Five Orchids to Discover

The recent warm weather has brought out many orchids, find out five species you can encounter this spring and summer.

Deep purple flowers of an orchid with a diamond shaped lip. Flowers contain purple looped markings
Northern Marsh Orchid © Colin Scrutton

Northern Marsh Orchid

One of our earliest orchids to come into flower from June to July, is the Northern Marsh Orchid, this purple orchid can be found on grasslands, margins of ponds and woodland clearings.

It is characterised by purple dashes with occasional loops on the lip of the flower which, is weakly divided into three lobes, coming together to form a diamond-shaped lip.

A two flowers of a bee like orchid
Bee Orchid © Hazel Makepeace

Bee Orchid

This beautiful orchid gets its name from its resemblance to bees. The lip is maroon coloured with yellow loops and markings. It has three large, purple sepals, easily mistaken for petals. The true petals are the two green antennae-looking structures and the lip itself.

This orchid can be found in grasslands, roadside verges and has even spread into our cities. It is one of the orchids that has benefitted from the warmer temperatures and is spreading northwards. It flowers from June to July.

A flower spike baring many lilac flowers with looped markings.
Common Spotted Orchid © Florence Davis

Common Spotted Orchid

As its name suggested, this is one of our most common orchids. You will it on grasslands, roadside verges, and dunes, flowering from June to July, extending to August at times.

The lip is deeply divided into three lobes, the central lobe of the is pointed and extends further than the squared-off lateral lobes. The colours of this orchid vary from white, and pink, to purple, marked with loops with some spots. Also spotted, are its leaves. Which, can be confused with the Heath Spotted Orchid.

a flower spike baring lilac coloured flowers with delicate purple spots
Heath Spotted Orchid © John Dalrymple

Heath Spotted Orchid

A similar plant to the Common spotted Orchid. The flowers are usually white to lilac and again are divided into three lobes. However, the central lobe does not extend past the two lateral lobes. The lip is more delicately marked with little dots, unlike that of the Common Spotted Orchid. Again, the leaves of this plant are spotted. Their shapes of them are an unreliable feature to set them apart from similar species.

This orchid can be found in the uplands on acidic soil from June to July.

Green with a hint of maroon coloured flowers, slightly droop-down on a flower spike.
Broad-leaved Helleborine © Charlotte Rankin

Broad-leaved Helleborine

An orchid that can grow to an impressive height, the Broad-leaved Helleborine can be found in woodlands and woodland margins.

Many downward-facing flowers are borne on a long spike. Their colours high variable from maroon to green. As its name suggests, the leaves are broad, and they spiral up the stem of the plant.

This species is one of the later flowering orchids, from July to August.
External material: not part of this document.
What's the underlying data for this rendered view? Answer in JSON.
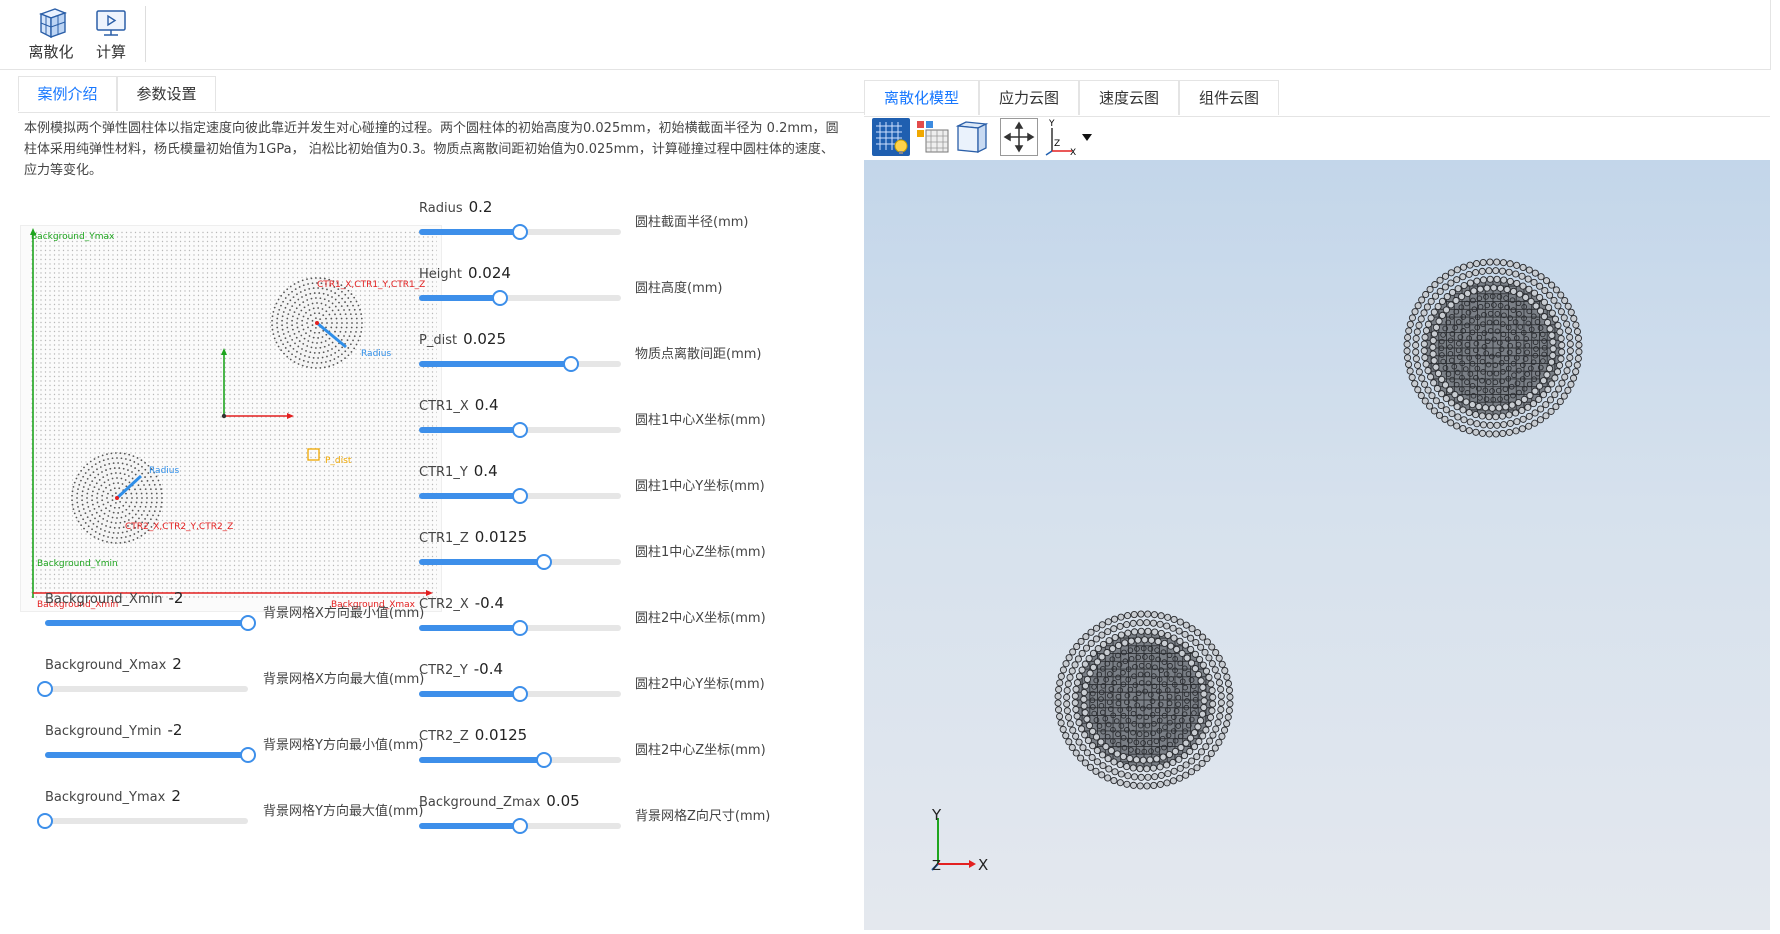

Did you know, we have an on-going orchid citizen science project? We need your orchid sightings in order to map out their distribution within the North East. Find out more by visiting our Discovering Orchids page. Due to your amazing recording effort last year, the Orchids of North of North East England has been publish, and is available for purchase here.

Visit our YouTube channel for videos on how to identify other North East orchids.

Ho-Yin Wong
NHSN Naturalist

Ho-Yin is a local naturalist, passionate about botany, with a focus on native orchids. In his spare time, he enjoys nature photography, using it to promote British wildlife.